Work through the data below and give the number of lines holding "text", nothing more.

ENTRIES SUPPLIED:
.....

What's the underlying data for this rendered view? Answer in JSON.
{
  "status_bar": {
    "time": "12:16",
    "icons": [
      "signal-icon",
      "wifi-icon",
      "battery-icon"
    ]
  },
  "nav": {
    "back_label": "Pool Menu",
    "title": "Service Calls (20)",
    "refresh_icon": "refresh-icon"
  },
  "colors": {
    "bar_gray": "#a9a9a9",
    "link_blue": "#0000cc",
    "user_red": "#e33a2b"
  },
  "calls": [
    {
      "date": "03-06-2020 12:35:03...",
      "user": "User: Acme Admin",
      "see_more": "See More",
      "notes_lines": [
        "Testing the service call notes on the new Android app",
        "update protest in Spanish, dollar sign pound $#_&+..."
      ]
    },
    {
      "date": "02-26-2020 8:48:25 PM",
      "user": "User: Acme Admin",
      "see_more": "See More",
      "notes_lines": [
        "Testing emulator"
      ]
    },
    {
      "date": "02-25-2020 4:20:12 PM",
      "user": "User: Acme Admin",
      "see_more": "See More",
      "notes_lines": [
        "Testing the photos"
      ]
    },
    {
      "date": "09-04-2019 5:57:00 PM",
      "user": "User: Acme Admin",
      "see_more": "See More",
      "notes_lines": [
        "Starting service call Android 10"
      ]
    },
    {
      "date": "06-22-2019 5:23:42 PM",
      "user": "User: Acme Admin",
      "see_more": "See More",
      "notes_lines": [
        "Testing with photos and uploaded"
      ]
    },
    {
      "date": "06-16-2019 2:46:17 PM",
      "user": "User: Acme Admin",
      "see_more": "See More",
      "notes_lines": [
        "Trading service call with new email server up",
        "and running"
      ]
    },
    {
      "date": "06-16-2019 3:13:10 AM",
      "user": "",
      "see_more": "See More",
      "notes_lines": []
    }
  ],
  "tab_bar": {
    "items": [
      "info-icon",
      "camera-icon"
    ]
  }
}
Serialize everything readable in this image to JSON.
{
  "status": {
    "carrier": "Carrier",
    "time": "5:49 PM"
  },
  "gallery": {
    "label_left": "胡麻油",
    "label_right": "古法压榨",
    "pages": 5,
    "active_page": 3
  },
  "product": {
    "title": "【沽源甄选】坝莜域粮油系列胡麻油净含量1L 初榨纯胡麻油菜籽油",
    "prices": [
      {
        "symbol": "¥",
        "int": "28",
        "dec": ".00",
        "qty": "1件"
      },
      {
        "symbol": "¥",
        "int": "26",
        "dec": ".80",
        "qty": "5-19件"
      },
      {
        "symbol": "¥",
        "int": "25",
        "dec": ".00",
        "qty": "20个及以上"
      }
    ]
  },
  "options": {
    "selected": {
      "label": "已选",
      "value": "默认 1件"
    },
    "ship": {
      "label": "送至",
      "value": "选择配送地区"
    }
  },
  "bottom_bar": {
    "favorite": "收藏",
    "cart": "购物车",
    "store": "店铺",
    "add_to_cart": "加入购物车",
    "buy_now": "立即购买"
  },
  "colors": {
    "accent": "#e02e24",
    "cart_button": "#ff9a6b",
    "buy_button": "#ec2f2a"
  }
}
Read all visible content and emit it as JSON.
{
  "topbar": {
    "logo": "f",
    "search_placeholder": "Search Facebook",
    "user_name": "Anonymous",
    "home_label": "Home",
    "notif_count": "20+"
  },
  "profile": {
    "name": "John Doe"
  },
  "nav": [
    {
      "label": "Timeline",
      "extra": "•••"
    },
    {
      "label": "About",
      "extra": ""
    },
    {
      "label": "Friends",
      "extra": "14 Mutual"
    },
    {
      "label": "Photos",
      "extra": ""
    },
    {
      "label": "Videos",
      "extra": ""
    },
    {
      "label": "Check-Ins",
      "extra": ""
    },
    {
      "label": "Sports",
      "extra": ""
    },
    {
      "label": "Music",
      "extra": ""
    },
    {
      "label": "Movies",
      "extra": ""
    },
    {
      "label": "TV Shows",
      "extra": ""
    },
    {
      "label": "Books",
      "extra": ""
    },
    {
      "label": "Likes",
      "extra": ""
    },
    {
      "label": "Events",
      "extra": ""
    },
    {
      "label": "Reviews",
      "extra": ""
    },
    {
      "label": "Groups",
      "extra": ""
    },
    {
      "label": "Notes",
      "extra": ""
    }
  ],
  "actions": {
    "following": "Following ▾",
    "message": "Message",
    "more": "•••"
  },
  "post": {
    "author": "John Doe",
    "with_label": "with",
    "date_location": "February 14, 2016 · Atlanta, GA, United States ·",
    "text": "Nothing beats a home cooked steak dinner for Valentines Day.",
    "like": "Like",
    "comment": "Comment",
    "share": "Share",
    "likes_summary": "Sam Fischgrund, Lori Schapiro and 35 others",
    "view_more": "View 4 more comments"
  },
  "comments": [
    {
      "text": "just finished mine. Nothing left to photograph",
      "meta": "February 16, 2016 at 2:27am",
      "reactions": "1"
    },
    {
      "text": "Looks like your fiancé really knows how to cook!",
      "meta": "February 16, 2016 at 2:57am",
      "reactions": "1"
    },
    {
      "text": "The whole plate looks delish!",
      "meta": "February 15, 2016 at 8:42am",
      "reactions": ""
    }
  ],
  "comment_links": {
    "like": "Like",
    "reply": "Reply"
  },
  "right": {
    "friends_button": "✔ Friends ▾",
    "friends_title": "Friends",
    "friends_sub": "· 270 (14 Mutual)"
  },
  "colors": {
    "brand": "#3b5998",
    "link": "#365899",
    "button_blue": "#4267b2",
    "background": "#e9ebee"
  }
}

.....

RESPONSE AREA:
4